• _ASSIGNMENT_: Although the records contain pictures, only their text should be repeated, exactly as it stands.

[Start of Attachment]

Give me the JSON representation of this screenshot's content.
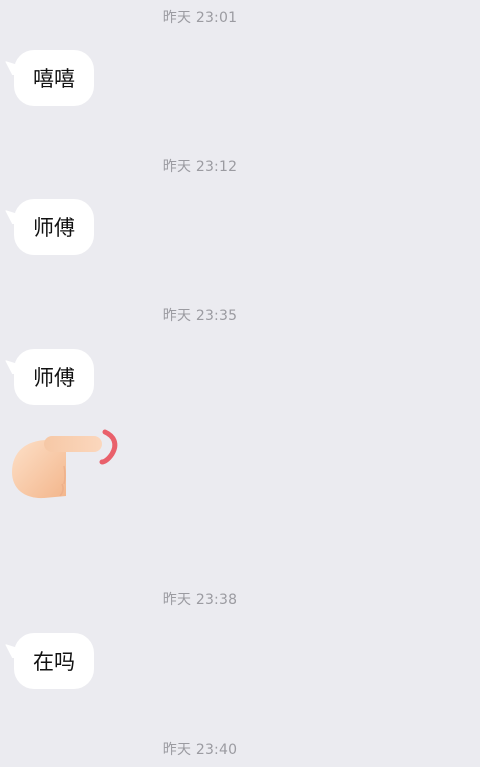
{
  "messages": [
    {
      "timestamp": "昨天 23:01",
      "text": "嘻嘻"
    },
    {
      "timestamp": "昨天 23:12",
      "text": "师傅"
    },
    {
      "timestamp": "昨天 23:35",
      "text": "师傅"
    },
    {
      "timestamp": "昨天 23:38",
      "text": "在吗"
    },
    {
      "timestamp": "昨天 23:40"
    }
  ],
  "sticker": {
    "icon": "pointing-hand-icon"
  },
  "colors": {
    "background": "#ebebf0",
    "bubble": "#ffffff",
    "timestamp_text": "#9b9ba1",
    "message_text": "#111111",
    "skin": "#f7c7a2",
    "accent": "#e9606b"
  }
}
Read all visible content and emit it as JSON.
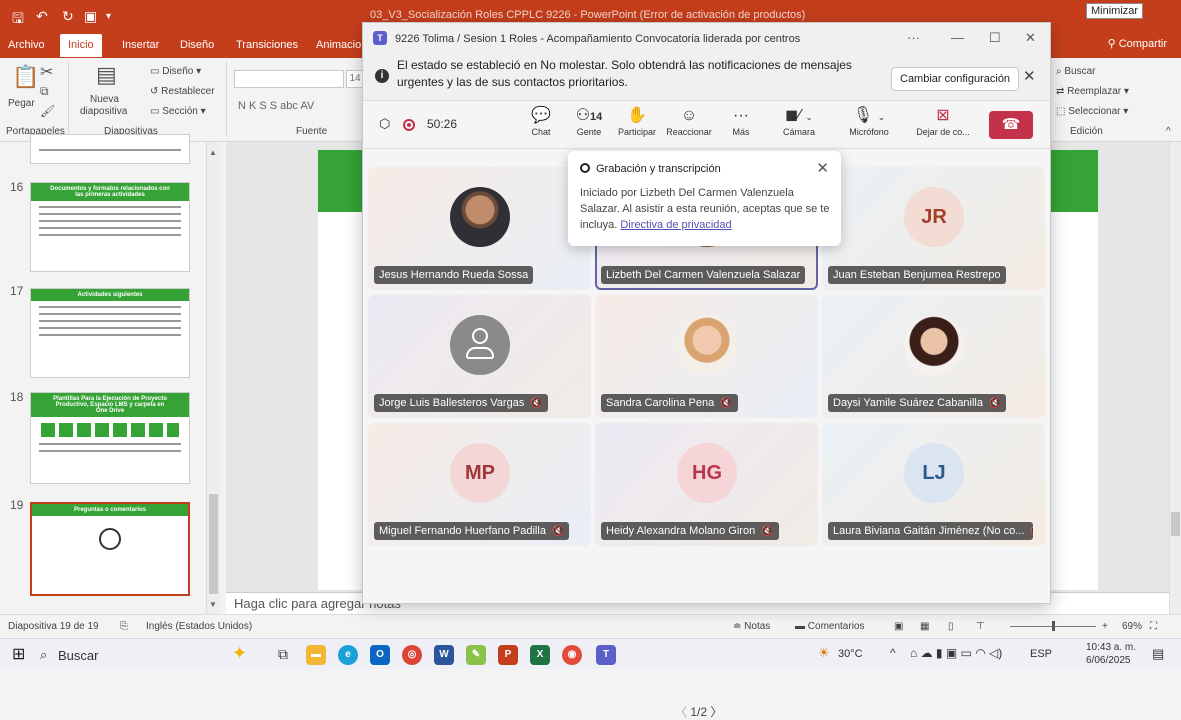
{
  "ppt": {
    "title": "03_V3_Socialización Roles CPPLC 9226 - PowerPoint (Error de activación de productos)",
    "minimize_tooltip": "Minimizar",
    "share": "Compartir",
    "tabs": [
      "Archivo",
      "Inicio",
      "Insertar",
      "Diseño",
      "Transiciones",
      "Animacio"
    ],
    "ribbon": {
      "pegar": "Pegar",
      "portapapeles": "Portapapeles",
      "nueva_diapositiva": "Nueva",
      "nueva_diapositiva2": "diapositiva",
      "diseno": "Diseño",
      "restablecer": "Restablecer",
      "seccion": "Sección",
      "diapositivas": "Diapositivas",
      "font_size": "14",
      "fuente": "Fuente",
      "format_buttons": "N  K  S  S  abc  AV",
      "buscar": "Buscar",
      "reemplazar": "Reemplazar",
      "seleccionar": "Seleccionar",
      "edicion": "Edición"
    },
    "thumbnails": [
      {
        "num": "16",
        "title": "Documentos y formatos relacionados con las primeras actividades"
      },
      {
        "num": "17",
        "title": "Actividades siguientes"
      },
      {
        "num": "18",
        "title": "Plantillas Para la Ejecución de Proyecto Productivo, Espacio LMS y carpeta en One Drive"
      },
      {
        "num": "19",
        "title": "Preguntas o comentarios"
      }
    ],
    "notes_placeholder": "Haga clic para agregar notas",
    "status": {
      "slide": "Diapositiva 19 de 19",
      "language": "Inglés (Estados Unidos)",
      "notas": "Notas",
      "comentarios": "Comentarios",
      "zoom": "69%"
    }
  },
  "teams": {
    "window_title": "9226 Tolima / Sesion 1 Roles - Acompañamiento Convocatoria liderada por centros",
    "dnd_message": "El estado se estableció en No molestar. Solo obtendrá las notificaciones de mensajes urgentes y las de sus contactos prioritarios.",
    "dnd_button": "Cambiar configuración",
    "timer": "50:26",
    "people_count": "14",
    "tools": [
      {
        "label": "Chat",
        "icon": "chat-icon"
      },
      {
        "label": "Gente",
        "icon": "people-icon"
      },
      {
        "label": "Participar",
        "icon": "raise-hand-icon"
      },
      {
        "label": "Reaccionar",
        "icon": "emoji-icon"
      },
      {
        "label": "Más",
        "icon": "more-icon"
      },
      {
        "label": "Cámara",
        "icon": "camera-off-icon"
      },
      {
        "label": "Micrófono",
        "icon": "mic-icon"
      },
      {
        "label": "Dejar de co...",
        "icon": "stop-share-icon"
      }
    ],
    "recording_popup": {
      "title": "Grabación y transcripción",
      "body": "Iniciado por Lizbeth Del Carmen Valenzuela Salazar. Al asistir a esta reunión, aceptas que se te incluya.",
      "link": "Directiva de privacidad"
    },
    "participants": [
      {
        "name": "Jesus Hernando Rueda Sossa",
        "initials": "",
        "muted": false
      },
      {
        "name": "Lizbeth Del Carmen Valenzuela Salazar",
        "initials": "",
        "muted": false
      },
      {
        "name": "Juan Esteban Benjumea Restrepo",
        "initials": "JR",
        "muted": false
      },
      {
        "name": "Jorge Luis Ballesteros Vargas",
        "initials": "",
        "muted": true
      },
      {
        "name": "Sandra Carolina Pena",
        "initials": "",
        "muted": true
      },
      {
        "name": "Daysi Yamile Suárez Cabanilla",
        "initials": "",
        "muted": true
      },
      {
        "name": "Miguel Fernando Huerfano Padilla",
        "initials": "MP",
        "muted": true
      },
      {
        "name": "Heidy Alexandra Molano Giron",
        "initials": "HG",
        "muted": true
      },
      {
        "name": "Laura Biviana Gaitán Jiménez (No co...",
        "initials": "LJ",
        "muted": true
      }
    ],
    "pager": "1/2"
  },
  "taskbar": {
    "search": "Buscar",
    "weather": "30°C",
    "lang": "ESP",
    "time": "10:43 a. m.",
    "date": "6/06/2025"
  },
  "colors": {
    "ppt_accent": "#c43e1c",
    "teams_accent": "#6264a7",
    "hangup": "#c4314b",
    "slide_green": "#35a336"
  }
}
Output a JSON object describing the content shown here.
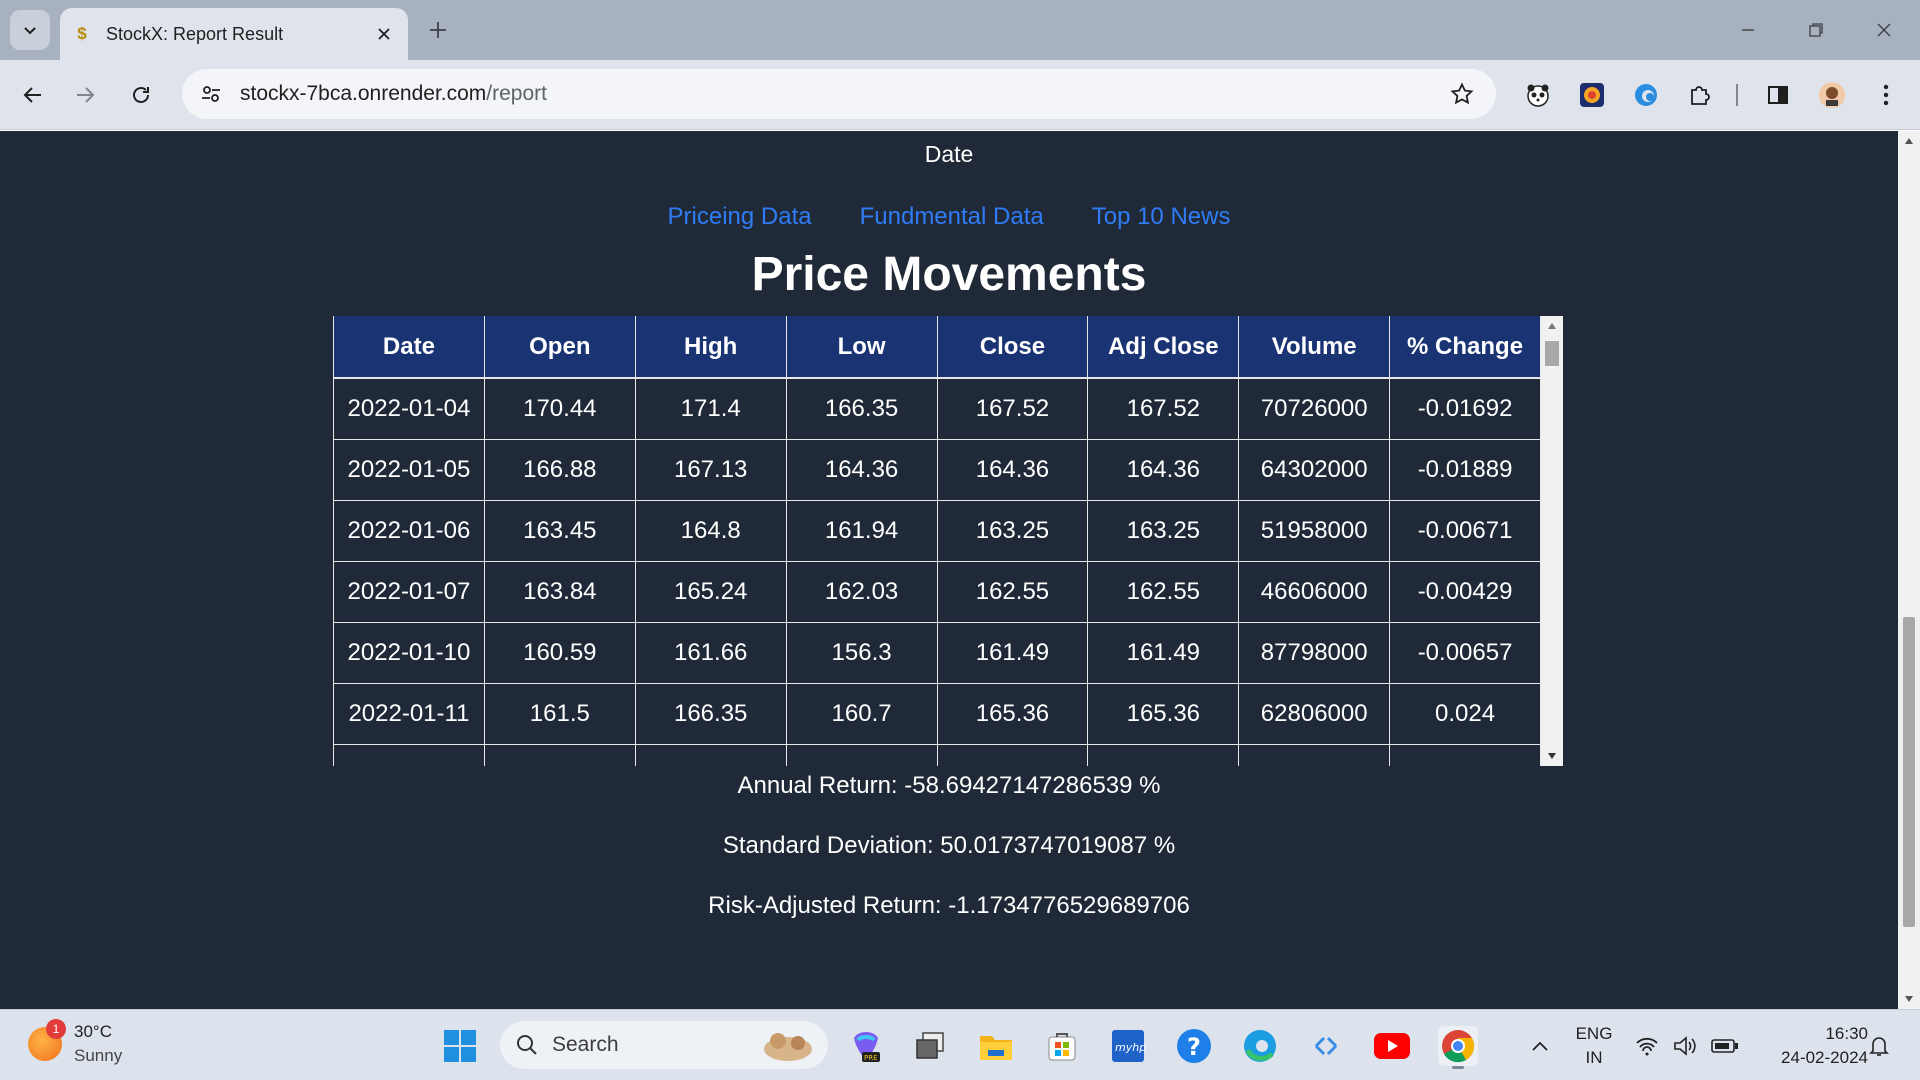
{
  "browser": {
    "tab_title": "StockX: Report Result",
    "url_host": "stockx-7bca.onrender.com",
    "url_path": "/report"
  },
  "page": {
    "date_heading": "Date",
    "links": [
      "Priceing Data",
      "Fundmental Data",
      "Top 10 News"
    ],
    "title": "Price Movements",
    "table": {
      "headers": [
        "Date",
        "Open",
        "High",
        "Low",
        "Close",
        "Adj Close",
        "Volume",
        "% Change"
      ],
      "rows": [
        [
          "2022-01-04",
          "170.44",
          "171.4",
          "166.35",
          "167.52",
          "167.52",
          "70726000",
          "-0.01692"
        ],
        [
          "2022-01-05",
          "166.88",
          "167.13",
          "164.36",
          "164.36",
          "164.36",
          "64302000",
          "-0.01889"
        ],
        [
          "2022-01-06",
          "163.45",
          "164.8",
          "161.94",
          "163.25",
          "163.25",
          "51958000",
          "-0.00671"
        ],
        [
          "2022-01-07",
          "163.84",
          "165.24",
          "162.03",
          "162.55",
          "162.55",
          "46606000",
          "-0.00429"
        ],
        [
          "2022-01-10",
          "160.59",
          "161.66",
          "156.3",
          "161.49",
          "161.49",
          "87798000",
          "-0.00657"
        ],
        [
          "2022-01-11",
          "161.5",
          "166.35",
          "160.7",
          "165.36",
          "165.36",
          "62806000",
          "0.024"
        ]
      ]
    },
    "stats": {
      "annual_return": "Annual Return: -58.69427147286539 %",
      "std_dev": "Standard Deviation: 50.0173747019087 %",
      "risk_adjusted": "Risk-Adjusted Return: -1.1734776529689706"
    }
  },
  "taskbar": {
    "temperature": "30°C",
    "condition": "Sunny",
    "weather_badge": "1",
    "search_placeholder": "Search",
    "language": "ENG",
    "region": "IN",
    "time": "16:30",
    "date": "24-02-2024"
  }
}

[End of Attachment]

• _EXERCISE OUTPUT_:
Give me the JSON representation of this screenshot's content.
{
  "messages": [
    {
      "timestamp": "昨天 23:01",
      "text": "嘻嘻"
    },
    {
      "timestamp": "昨天 23:12",
      "text": "师傅"
    },
    {
      "timestamp": "昨天 23:35",
      "text": "师傅"
    },
    {
      "timestamp": "昨天 23:38",
      "text": "在吗"
    },
    {
      "timestamp": "昨天 23:40"
    }
  ],
  "sticker": {
    "icon": "pointing-hand-icon"
  },
  "colors": {
    "background": "#ebebf0",
    "bubble": "#ffffff",
    "timestamp_text": "#9b9ba1",
    "message_text": "#111111",
    "skin": "#f7c7a2",
    "accent": "#e9606b"
  }
}
Read all visible content and emit it as JSON.
{
  "ppt": {
    "title": "03_V3_Socialización Roles CPPLC 9226 - PowerPoint (Error de activación de productos)",
    "minimize_tooltip": "Minimizar",
    "share": "Compartir",
    "tabs": [
      "Archivo",
      "Inicio",
      "Insertar",
      "Diseño",
      "Transiciones",
      "Animacio"
    ],
    "ribbon": {
      "pegar": "Pegar",
      "portapapeles": "Portapapeles",
      "nueva_diapositiva": "Nueva",
      "nueva_diapositiva2": "diapositiva",
      "diseno": "Diseño",
      "restablecer": "Restablecer",
      "seccion": "Sección",
      "diapositivas": "Diapositivas",
      "font_size": "14",
      "fuente": "Fuente",
      "format_buttons": "N  K  S  S  abc  AV",
      "buscar": "Buscar",
      "reemplazar": "Reemplazar",
      "seleccionar": "Seleccionar",
      "edicion": "Edición"
    },
    "thumbnails": [
      {
        "num": "16",
        "title": "Documentos y formatos relacionados con las primeras actividades"
      },
      {
        "num": "17",
        "title": "Actividades siguientes"
      },
      {
        "num": "18",
        "title": "Plantillas Para la Ejecución de Proyecto Productivo, Espacio LMS y carpeta en One Drive"
      },
      {
        "num": "19",
        "title": "Preguntas o comentarios"
      }
    ],
    "notes_placeholder": "Haga clic para agregar notas",
    "status": {
      "slide": "Diapositiva 19 de 19",
      "language": "Inglés (Estados Unidos)",
      "notas": "Notas",
      "comentarios": "Comentarios",
      "zoom": "69%"
    }
  },
  "teams": {
    "window_title": "9226 Tolima / Sesion 1 Roles - Acompañamiento Convocatoria liderada por centros",
    "dnd_message": "El estado se estableció en No molestar. Solo obtendrá las notificaciones de mensajes urgentes y las de sus contactos prioritarios.",
    "dnd_button": "Cambiar configuración",
    "timer": "50:26",
    "people_count": "14",
    "tools": [
      {
        "label": "Chat",
        "icon": "chat-icon"
      },
      {
        "label": "Gente",
        "icon": "people-icon"
      },
      {
        "label": "Participar",
        "icon": "raise-hand-icon"
      },
      {
        "label": "Reaccionar",
        "icon": "emoji-icon"
      },
      {
        "label": "Más",
        "icon": "more-icon"
      },
      {
        "label": "Cámara",
        "icon": "camera-off-icon"
      },
      {
        "label": "Micrófono",
        "icon": "mic-icon"
      },
      {
        "label": "Dejar de co...",
        "icon": "stop-share-icon"
      }
    ],
    "recording_popup": {
      "title": "Grabación y transcripción",
      "body": "Iniciado por Lizbeth Del Carmen Valenzuela Salazar. Al asistir a esta reunión, aceptas que se te incluya.",
      "link": "Directiva de privacidad"
    },
    "participants": [
      {
        "name": "Jesus Hernando Rueda Sossa",
        "initials": "",
        "muted": false
      },
      {
        "name": "Lizbeth Del Carmen Valenzuela Salazar",
        "initials": "",
        "muted": false
      },
      {
        "name": "Juan Esteban Benjumea Restrepo",
        "initials": "JR",
        "muted": false
      },
      {
        "name": "Jorge Luis Ballesteros Vargas",
        "initials": "",
        "muted": true
      },
      {
        "name": "Sandra Carolina Pena",
        "initials": "",
        "muted": true
      },
      {
        "name": "Daysi Yamile Suárez Cabanilla",
        "initials": "",
        "muted": true
      },
      {
        "name": "Miguel Fernando Huerfano Padilla",
        "initials": "MP",
        "muted": true
      },
      {
        "name": "Heidy Alexandra Molano Giron",
        "initials": "HG",
        "muted": true
      },
      {
        "name": "Laura Biviana Gaitán Jiménez (No co...",
        "initials": "LJ",
        "muted": true
      }
    ],
    "pager": "1/2"
  },
  "taskbar": {
    "search": "Buscar",
    "weather": "30°C",
    "lang": "ESP",
    "time": "10:43 a. m.",
    "date": "6/06/2025"
  },
  "colors": {
    "ppt_accent": "#c43e1c",
    "teams_accent": "#6264a7",
    "hangup": "#c4314b",
    "slide_green": "#35a336"
  }
}
Output a JSON object describing the content shown here.
{
  "browser": {
    "tab_title": "StockX: Report Result",
    "url_host": "stockx-7bca.onrender.com",
    "url_path": "/report"
  },
  "page": {
    "date_heading": "Date",
    "links": [
      "Priceing Data",
      "Fundmental Data",
      "Top 10 News"
    ],
    "title": "Price Movements",
    "table": {
      "headers": [
        "Date",
        "Open",
        "High",
        "Low",
        "Close",
        "Adj Close",
        "Volume",
        "% Change"
      ],
      "rows": [
        [
          "2022-01-04",
          "170.44",
          "171.4",
          "166.35",
          "167.52",
          "167.52",
          "70726000",
          "-0.01692"
        ],
        [
          "2022-01-05",
          "166.88",
          "167.13",
          "164.36",
          "164.36",
          "164.36",
          "64302000",
          "-0.01889"
        ],
        [
          "2022-01-06",
          "163.45",
          "164.8",
          "161.94",
          "163.25",
          "163.25",
          "51958000",
          "-0.00671"
        ],
        [
          "2022-01-07",
          "163.84",
          "165.24",
          "162.03",
          "162.55",
          "162.55",
          "46606000",
          "-0.00429"
        ],
        [
          "2022-01-10",
          "160.59",
          "161.66",
          "156.3",
          "161.49",
          "161.49",
          "87798000",
          "-0.00657"
        ],
        [
          "2022-01-11",
          "161.5",
          "166.35",
          "160.7",
          "165.36",
          "165.36",
          "62806000",
          "0.024"
        ]
      ]
    },
    "stats": {
      "annual_return": "Annual Return: -58.69427147286539 %",
      "std_dev": "Standard Deviation: 50.0173747019087 %",
      "risk_adjusted": "Risk-Adjusted Return: -1.1734776529689706"
    }
  },
  "taskbar": {
    "temperature": "30°C",
    "condition": "Sunny",
    "weather_badge": "1",
    "search_placeholder": "Search",
    "language": "ENG",
    "region": "IN",
    "time": "16:30",
    "date": "24-02-2024"
  }
}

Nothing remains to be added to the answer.